Two examples of successful AI implementations at Unilin
1. AI Finders
We strive to create laminate that looks and feels like actual wood. To achieve this, we use cameras that perfectly position the wood texture and wood pattern in relation to each other. In conjunction with an external partner, we also introduced AI into this process. The AI model is based on deep learning and had to meet strict requirements. Tom: “In 99% of cases our classic computer vision gives us a good result but that final percent eludes us. This results in downtime and outages. So AI has to produce better results or the operator won’t see the added value of working with AI. That is why we strive for 99.9% or even 100%, results that would be outright impossible with any other technology. In addition, it has to learn to deal with different sources of variation, it must be pixel-perfect and applicable on all machines.”
The next step consists of expanding the solution to other production lines and new problems. From 1 million predictions per month we have now set our sights on more than 3 million predictions per month by the end of the year.

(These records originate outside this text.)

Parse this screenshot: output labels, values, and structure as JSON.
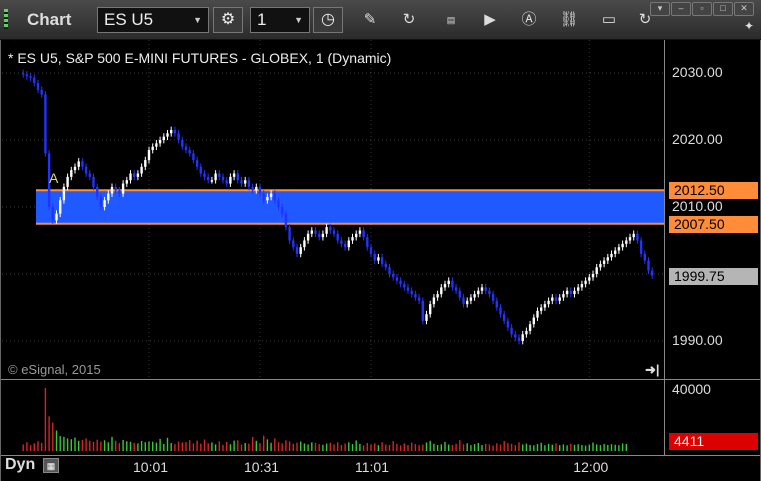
{
  "window": {
    "title": "Chart"
  },
  "toolbar": {
    "symbol": "ES U5",
    "interval": "1",
    "icons": [
      "gear-icon",
      "clock-icon",
      "pencil-icon",
      "refresh-icon",
      "ticker-icon",
      "play-icon",
      "alert-icon",
      "link-icon",
      "chat-icon",
      "twitter-icon"
    ]
  },
  "chart": {
    "title": "* ES U5, S&P 500 E-MINI FUTURES - GLOBEX, 1 (Dynamic)",
    "copyright": "© eSignal, 2015",
    "marker": "A",
    "scale": "Dyn",
    "volume_axis_label": "40000",
    "colors": {
      "band": "#1f59ff",
      "band_line": "#ff8c38",
      "up": "#ffffff",
      "down": "#2233ff",
      "vol_up": "#33cc33",
      "vol_down": "#dd2222",
      "last": "#b5b5b5",
      "vol_badge": "#dd0000"
    }
  },
  "chart_data": {
    "type": "candlestick",
    "y_ticks": [
      "2030.00",
      "2020.00",
      "2010.00",
      "1990.00"
    ],
    "x_ticks": [
      "10:01",
      "10:31",
      "11:01",
      "12:00"
    ],
    "x_tick_minutes": [
      0,
      30,
      60,
      119
    ],
    "first_bar_minute": -34,
    "band": {
      "upper": 2012.5,
      "lower": 2007.5,
      "upper_label": "2012.50",
      "lower_label": "2007.50"
    },
    "last_price": 1999.75,
    "last_price_label": "1999.75",
    "last_volume_label": "4411",
    "ylim": [
      1988,
      2033
    ],
    "closes": [
      2029.8,
      2029.5,
      2029.3,
      2028.5,
      2027.5,
      2026.8,
      2018,
      2010,
      2008,
      2009,
      2011,
      2013,
      2014.5,
      2015.5,
      2016,
      2016.8,
      2016,
      2015,
      2014.5,
      2013,
      2011.5,
      2010,
      2011,
      2012,
      2013,
      2012.5,
      2012,
      2013.5,
      2014,
      2015,
      2014.5,
      2015,
      2016,
      2017,
      2018.5,
      2019,
      2019.5,
      2020,
      2020.5,
      2021,
      2021.5,
      2021,
      2020,
      2019,
      2018.5,
      2018,
      2017,
      2016,
      2015,
      2014.5,
      2014,
      2014,
      2015,
      2014.5,
      2014,
      2013.5,
      2014.5,
      2015,
      2014,
      2013.5,
      2014,
      2013,
      2012.5,
      2013,
      2012,
      2011,
      2011.5,
      2012,
      2011,
      2010,
      2009,
      2007,
      2005,
      2004,
      2003,
      2004,
      2005,
      2006,
      2006.5,
      2006,
      2005.5,
      2006,
      2007,
      2006.5,
      2006,
      2005,
      2004.5,
      2004,
      2005,
      2005.5,
      2006,
      2006.5,
      2005.5,
      2004,
      2003,
      2002,
      2002.5,
      2001.5,
      2001,
      2000,
      1999.5,
      1999,
      1998.5,
      1998,
      1997.5,
      1997,
      1996.5,
      1996,
      1993,
      1994,
      1995.5,
      1996.5,
      1997,
      1998,
      1998.5,
      1999,
      1998,
      1997.5,
      1996.5,
      1995.5,
      1996,
      1996.5,
      1997,
      1997.5,
      1998,
      1997.5,
      1997,
      1996,
      1995,
      1994,
      1993,
      1992,
      1991,
      1990.5,
      1990,
      1991,
      1991.5,
      1992.5,
      1993.5,
      1994.5,
      1995,
      1995.5,
      1996,
      1996.5,
      1996,
      1996.5,
      1997,
      1997.5,
      1997,
      1997.5,
      1998,
      1998.5,
      1999,
      1999.5,
      2000,
      2001,
      2001.5,
      2002,
      2002.5,
      2003,
      2003.5,
      2004,
      2004.5,
      2005,
      2005.5,
      2006,
      2005,
      2003,
      2002,
      2000.5,
      1999.75
    ],
    "volumes": [
      4200,
      5600,
      3800,
      4900,
      6200,
      5100,
      40000,
      22000,
      18000,
      13000,
      9500,
      9000,
      8000,
      7500,
      8500,
      6500,
      7000,
      8000,
      6500,
      5800,
      7200,
      6000,
      6800,
      5500,
      9000,
      6500,
      5000,
      7000,
      6200,
      5800,
      5200,
      4800,
      6400,
      5600,
      6100,
      5900,
      5300,
      7700,
      4500,
      8400,
      5100,
      4300,
      6000,
      5500,
      5700,
      6900,
      4800,
      6600,
      4700,
      7300,
      5000,
      5500,
      4200,
      6200,
      3900,
      5800,
      4300,
      6600,
      6800,
      4100,
      5100,
      4700,
      8900,
      6500,
      5000,
      9800,
      7400,
      5200,
      8000,
      5600,
      4900,
      6800,
      6100,
      4600,
      5300,
      6000,
      4800,
      4200,
      5500,
      5100,
      4400,
      3900,
      4700,
      5200,
      4200,
      5600,
      3800,
      4700,
      5500,
      4400,
      6700,
      4600,
      3600,
      5100,
      4300,
      4900,
      3700,
      5600,
      4100,
      3900,
      6300,
      4500,
      3600,
      4800,
      3800,
      5300,
      4400,
      3800,
      4100,
      5400,
      6500,
      4600,
      3800,
      4200,
      5800,
      4100,
      3800,
      4600,
      6900,
      4300,
      4900,
      3700,
      4400,
      5100,
      3800,
      4600,
      4200,
      3500,
      4900,
      4100,
      6400,
      5000,
      4600,
      3700,
      5500,
      4200,
      4700,
      3900,
      3600,
      4400,
      5200,
      3700,
      4500,
      4000,
      4800,
      3700,
      4200,
      3600,
      4600,
      3900,
      4300,
      3800,
      3500,
      4100,
      5400,
      4200,
      3700,
      4500,
      3900,
      4300,
      4000,
      3700,
      4800,
      4411
    ]
  }
}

Several models have meanwhile demonstrated their added value and this leads to greater acceptance on the production floor. Stijn Lioen: “Argus is a quality detection system on the line that manufactures the Quick-Step Capture collection of Unilin Flooring. The deep learning AI model behind the system is also able to not detect the intentional imperfections in the design (which also occur in real wood) as an error, which helps the operators to check every single board on the line. Before the introduction spot checks were carried out every 20 boards, which led to more production loss. Now Argus traces the smallest defect thanks to this wonderful innovation. Since March 2023 Argus has been deployed on all Capture colours and in that short period the operators have already indicated that Argus has become indispensable.”